MM: I have to admit, this eating in the locker room incident apparently happened before the game in New Jersey on Dec. 29 and I didn't make that trip, so I had to catch up on this one.
I don't know if it was three or five players and don't think it really matters. In some ways, this is minor team business that is barely newsworthy, but there does seem to be some similarities to the Ben Wallace headband battle of 2006.
To recap, Vinny Del Negro added a team rule this season about not eating in the locker room pregame. He's trying to preach accountability and professionalism, and that rule is probably meant to emphasize that players should be getting ready for the game when they're at the arena and eat dinner before getting on the bus.

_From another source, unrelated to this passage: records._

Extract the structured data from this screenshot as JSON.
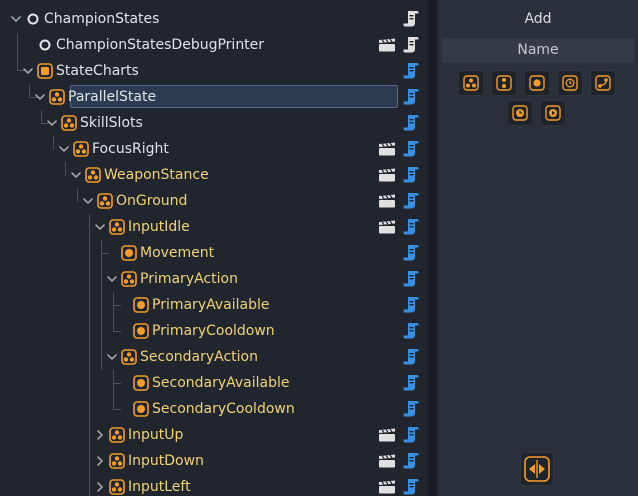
{
  "tree": {
    "rows": [
      {
        "label": "ChampionStates",
        "color": "white",
        "icon": "circle-outline-icon",
        "chevron": "down",
        "clap": false,
        "script": "gray"
      },
      {
        "label": "ChampionStatesDebugPrinter",
        "color": "white",
        "icon": "circle-outline-icon",
        "chevron": "none",
        "clap": true,
        "script": "gray"
      },
      {
        "label": "StateCharts",
        "color": "white",
        "icon": "statechart-icon",
        "chevron": "down",
        "clap": false,
        "script": "blue"
      },
      {
        "label": "ParallelState",
        "color": "white",
        "icon": "parallel-state-icon",
        "chevron": "down",
        "clap": false,
        "script": "blue",
        "selected": true
      },
      {
        "label": "SkillSlots",
        "color": "white",
        "icon": "parallel-state-icon",
        "chevron": "down",
        "clap": false,
        "script": "blue"
      },
      {
        "label": "FocusRight",
        "color": "white",
        "icon": "parallel-state-icon",
        "chevron": "down",
        "clap": true,
        "script": "blue"
      },
      {
        "label": "WeaponStance",
        "color": "gold",
        "icon": "parallel-state-icon",
        "chevron": "down",
        "clap": true,
        "script": "blue"
      },
      {
        "label": "OnGround",
        "color": "gold",
        "icon": "parallel-state-icon",
        "chevron": "down",
        "clap": true,
        "script": "blue"
      },
      {
        "label": "InputIdle",
        "color": "gold",
        "icon": "parallel-state-icon",
        "chevron": "down",
        "clap": true,
        "script": "blue"
      },
      {
        "label": "Movement",
        "color": "gold",
        "icon": "atomic-state-icon",
        "chevron": "none",
        "clap": false,
        "script": "blue"
      },
      {
        "label": "PrimaryAction",
        "color": "gold",
        "icon": "parallel-state-icon",
        "chevron": "down",
        "clap": false,
        "script": "blue"
      },
      {
        "label": "PrimaryAvailable",
        "color": "gold",
        "icon": "atomic-state-icon",
        "chevron": "none",
        "clap": false,
        "script": "blue"
      },
      {
        "label": "PrimaryCooldown",
        "color": "gold",
        "icon": "atomic-state-icon",
        "chevron": "none",
        "clap": false,
        "script": "blue"
      },
      {
        "label": "SecondaryAction",
        "color": "gold",
        "icon": "parallel-state-icon",
        "chevron": "down",
        "clap": false,
        "script": "blue"
      },
      {
        "label": "SecondaryAvailable",
        "color": "gold",
        "icon": "atomic-state-icon",
        "chevron": "none",
        "clap": false,
        "script": "blue"
      },
      {
        "label": "SecondaryCooldown",
        "color": "gold",
        "icon": "atomic-state-icon",
        "chevron": "none",
        "clap": false,
        "script": "blue"
      },
      {
        "label": "InputUp",
        "color": "gold",
        "icon": "parallel-state-icon",
        "chevron": "right",
        "clap": true,
        "script": "blue"
      },
      {
        "label": "InputDown",
        "color": "gold",
        "icon": "parallel-state-icon",
        "chevron": "right",
        "clap": true,
        "script": "blue"
      },
      {
        "label": "InputLeft",
        "color": "gold",
        "icon": "parallel-state-icon",
        "chevron": "right",
        "clap": true,
        "script": "blue"
      }
    ]
  },
  "add_panel": {
    "title": "Add",
    "column_header": "Name",
    "buttons": [
      "add-parallel-state-icon",
      "add-compound-state-icon",
      "add-atomic-state-icon",
      "add-history-state-icon",
      "add-transition-icon",
      "add-delay-icon",
      "add-event-icon"
    ],
    "toggle": "toggle-arrows-icon"
  },
  "colors": {
    "panel_bg": "#21262e",
    "selection_bg": "#2c3b52",
    "accent_orange": "#f39c2c",
    "script_blue": "#3b8fe0",
    "label_gold": "#f2d277"
  }
}
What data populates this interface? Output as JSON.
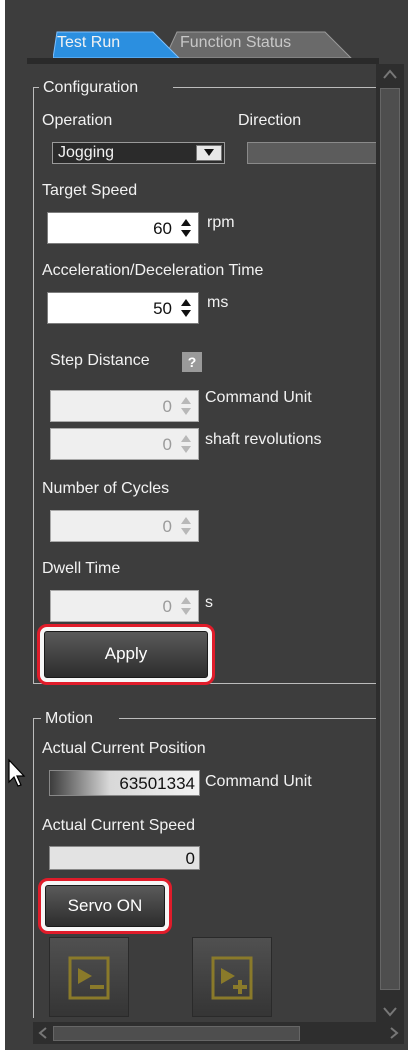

The players I talked to seemed annoyed by the rule and getting fined. Players eating in the locker room before games is a very common sight in the NBA; including the visitors locker room at the United Center. Ninety percent of the time, it's chicken tenders, by the way.
Maybe more players were eating in New Jersey because the quality of hotels available in East Rutherford aren't quite what they're used to in other cities. So while Vinny sees this rule one way, the players wonder why they're not being treated like adults. I'm sure everyone will get over it. I've heard Del Negro tries to go out of his way to communicate with the players and not hold any grudges.
Of course, a sidebar to this story is that this stuff is usually kept private, but someone chose to leak the news. I would imagine the Bulls have a suspect in mind and have already been trying to trade him.